Six baby seals found decapitated in New Zealand bay Image copyright Getty Images Image caption The "cruel and senseless" killing of six baby seals took place at Scenery Nook The bodies of six fur seal pups have been found decapitated in a popular bay on New Zealand's South Island.
The 11-month-old seals were discovered on Monday by a tourism operator in Scenery Nook in Christchurch, said the Department of Conservation (DOC).
The seals' heads could not be found and the DOC believe the seals were killed elsewhere before being dumped from a boat.
It has called the incident "cruel and senseless".
"Due to the disturbing, brutal and violent nature of this crime against defenceless seal pups, it has been reported to the police," said DOC Mahaanui Operations Manager Andy Thompson in a statement.
'The night I found 145 stranded whales'He said the DOC had ruled out a shark attack, saying it was "incredibly unlikely sharks would have "bitten the heads off seals but left the ..
SoftBank shares down on Tokyo market debut Media playback is unsupported on your device Media captionHow the Softbank IPO could change your life The mobile unit of Japanese tech giant SoftBank has had a disappointing debut on the Tokyo stock market.
The firm aims to raise up to 2.6 trillion yen ($23bn; £18bn) by selling shares at 1,500 yen each in one of the world's largest ever stock offerings.
But as markets opened in Tokyo on Wednesday, shares were trading down at 1,463 yen.
Originally a telecoms firm SoftBank has become a vast conglomerate, covering robotics, chips and investments.
The firm was founded by Japan's richest man Masayoshi Son.
While you can already buy shares in SoftBank itself, it's now the telecommunications unit that will be listed and media reports suggest they were nearly double subscribed ahead of Wednesday.
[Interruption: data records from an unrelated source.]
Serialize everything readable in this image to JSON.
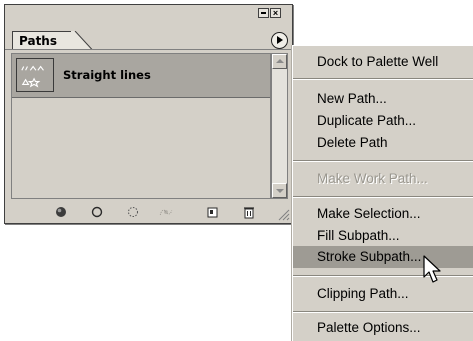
{
  "palette": {
    "tab_label": "Paths",
    "paths": [
      {
        "name": "Straight lines",
        "selected": true
      }
    ],
    "footer_tools": [
      {
        "name": "fill-path-icon"
      },
      {
        "name": "stroke-path-icon"
      },
      {
        "name": "load-path-as-selection-icon"
      },
      {
        "name": "make-work-path-icon"
      },
      {
        "name": "new-path-icon"
      },
      {
        "name": "delete-path-icon"
      }
    ]
  },
  "menu": {
    "items": [
      {
        "label": "Dock to Palette Well",
        "enabled": true
      },
      {
        "label": "New Path...",
        "enabled": true
      },
      {
        "label": "Duplicate Path...",
        "enabled": true
      },
      {
        "label": "Delete Path",
        "enabled": true
      },
      {
        "label": "Make Work Path...",
        "enabled": false
      },
      {
        "label": "Make Selection...",
        "enabled": true
      },
      {
        "label": "Fill Subpath...",
        "enabled": true
      },
      {
        "label": "Stroke Subpath...",
        "enabled": true,
        "highlighted": true
      },
      {
        "label": "Clipping Path...",
        "enabled": true
      },
      {
        "label": "Palette Options...",
        "enabled": true
      }
    ]
  },
  "colors": {
    "panel_bg": "#d4d0c8",
    "selected_row": "#a9a6a0",
    "menu_highlight": "#9e9b94",
    "disabled_text": "#9a978f"
  }
}
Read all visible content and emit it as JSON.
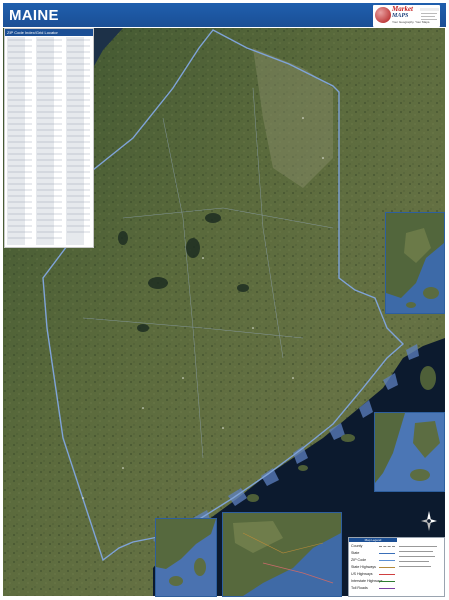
{
  "header": {
    "title": "MAINE",
    "brand_accent": "#1b4f95",
    "logo": {
      "name_line1": "Market",
      "name_line2": "MAPS",
      "tagline": "Your Geography. Your Maps."
    }
  },
  "zip_index": {
    "heading": "ZIP Code Index/Grid Locator"
  },
  "legend": {
    "heading": "Map Legend",
    "items": [
      {
        "label": "County",
        "color": "#8a8a8a",
        "icon": "dashed-line"
      },
      {
        "label": "State",
        "color": "#3a6fb8",
        "icon": "solid-line"
      },
      {
        "label": "ZIP Code",
        "color": "#5a8fd4",
        "icon": "thin-line"
      },
      {
        "label": "State Highways",
        "color": "#b58a3a",
        "icon": "solid-line"
      },
      {
        "label": "US Highways",
        "color": "#d04040",
        "icon": "solid-line"
      },
      {
        "label": "Interstate Highways",
        "color": "#2e7d32",
        "icon": "solid-line"
      },
      {
        "label": "Toll Roads",
        "color": "#7a3fa0",
        "icon": "solid-line"
      }
    ]
  },
  "colors": {
    "ocean": "#0c1a2e",
    "land": "#55653a",
    "boundary": "#7fa3d8",
    "water_highlight": "#5d80c0"
  },
  "icons": {
    "north_arrow": "compass-icon",
    "logo": "globe-logo-icon"
  }
}
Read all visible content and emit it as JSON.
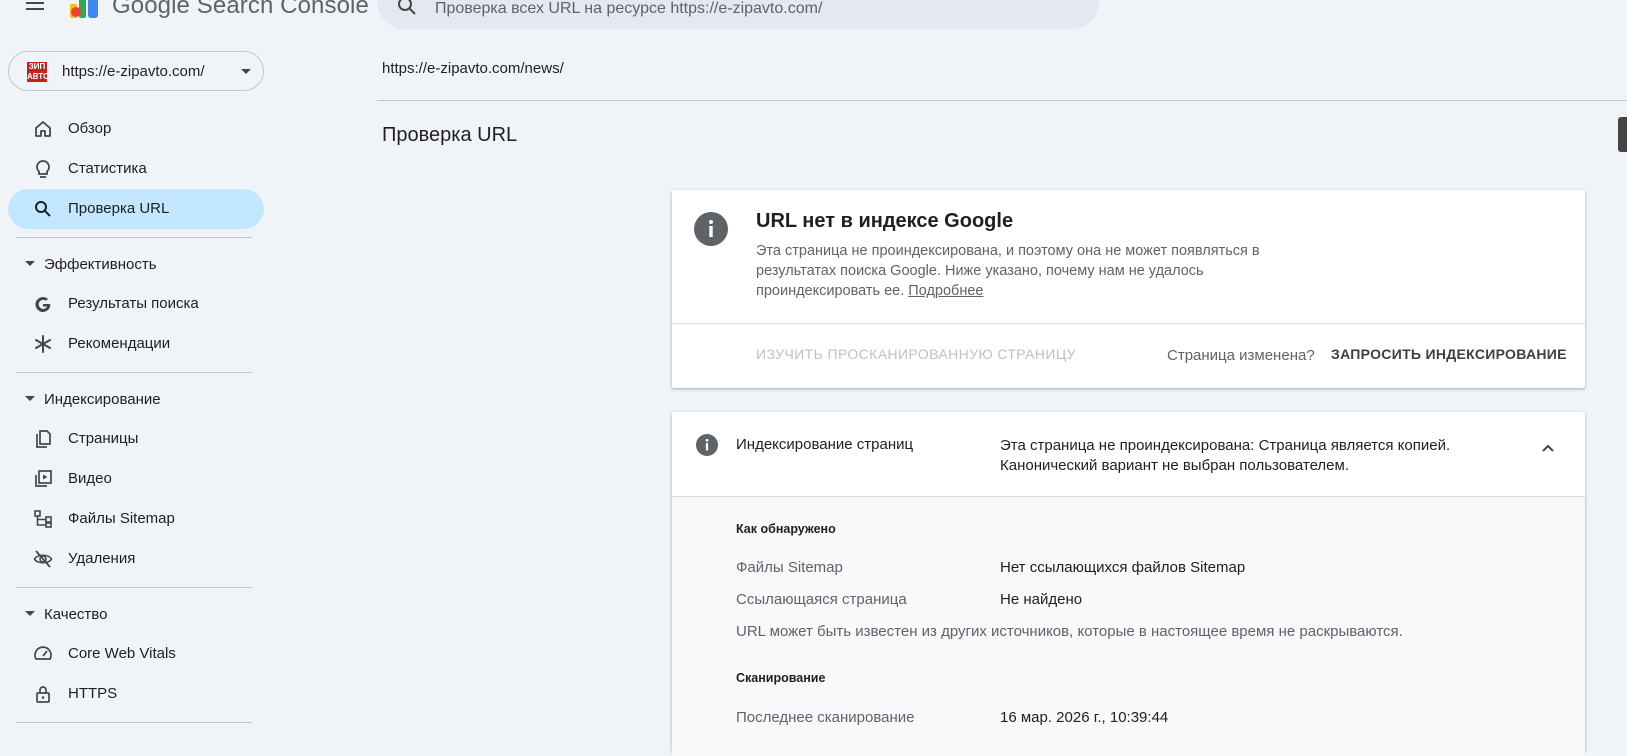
{
  "app": {
    "title": "Google Search Console"
  },
  "search": {
    "placeholder": "Проверка всех URL на ресурсе https://e-zipavto.com/"
  },
  "property": {
    "url": "https://e-zipavto.com/",
    "favicon_text": "ЗИП АВТО"
  },
  "sidebar": {
    "items": [
      {
        "label": "Обзор",
        "icon": "home-icon"
      },
      {
        "label": "Статистика",
        "icon": "lightbulb-icon"
      },
      {
        "label": "Проверка URL",
        "icon": "search-icon",
        "active": true
      }
    ],
    "sections": [
      {
        "label": "Эффективность",
        "items": [
          {
            "label": "Результаты поиска",
            "icon": "google-g-icon"
          },
          {
            "label": "Рекомендации",
            "icon": "asterisk-icon"
          }
        ]
      },
      {
        "label": "Индексирование",
        "items": [
          {
            "label": "Страницы",
            "icon": "pages-icon"
          },
          {
            "label": "Видео",
            "icon": "video-icon"
          },
          {
            "label": "Файлы Sitemap",
            "icon": "sitemap-icon"
          },
          {
            "label": "Удаления",
            "icon": "eye-off-icon"
          }
        ]
      },
      {
        "label": "Качество",
        "items": [
          {
            "label": "Core Web Vitals",
            "icon": "gauge-icon"
          },
          {
            "label": "HTTPS",
            "icon": "lock-icon"
          }
        ]
      }
    ]
  },
  "header": {
    "inspected_url": "https://e-zipavto.com/news/",
    "page_title": "Проверка URL"
  },
  "status_card": {
    "title": "URL нет в индексе Google",
    "description": "Эта страница не проиндексирована, и поэтому она не может появляться в результатах поиска Google. Ниже указано, почему нам не удалось проиндексировать ее.",
    "learn_more": "Подробнее",
    "inspect_button": "ИЗУЧИТЬ ПРОСКАНИРОВАННУЮ СТРАНИЦУ",
    "changed_question": "Страница изменена?",
    "request_button": "ЗАПРОСИТЬ ИНДЕКСИРОВАНИЕ"
  },
  "indexing_card": {
    "label": "Индексирование страниц",
    "value_line1": "Эта страница не проиндексирована: Страница является копией.",
    "value_line2": "Канонический вариант не выбран пользователем.",
    "discovery": {
      "heading": "Как обнаружено",
      "sitemaps_label": "Файлы Sitemap",
      "sitemaps_value": "Нет ссылающихся файлов Sitemap",
      "referring_label": "Ссылающаяся страница",
      "referring_value": "Не найдено",
      "note": "URL может быть известен из других источников, которые в настоящее время не раскрываются."
    },
    "crawl": {
      "heading": "Сканирование",
      "last_crawl_label": "Последнее сканирование",
      "last_crawl_value": "16 мар. 2026 г., 10:39:44"
    }
  },
  "colors": {
    "active_nav": "#c2e7ff",
    "background": "#f0f4f9",
    "info_icon": "#5f6368"
  }
}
The initial public offering (IPO) is seen as cementing the company's move from domestic telecommunication provider to a global tech inv..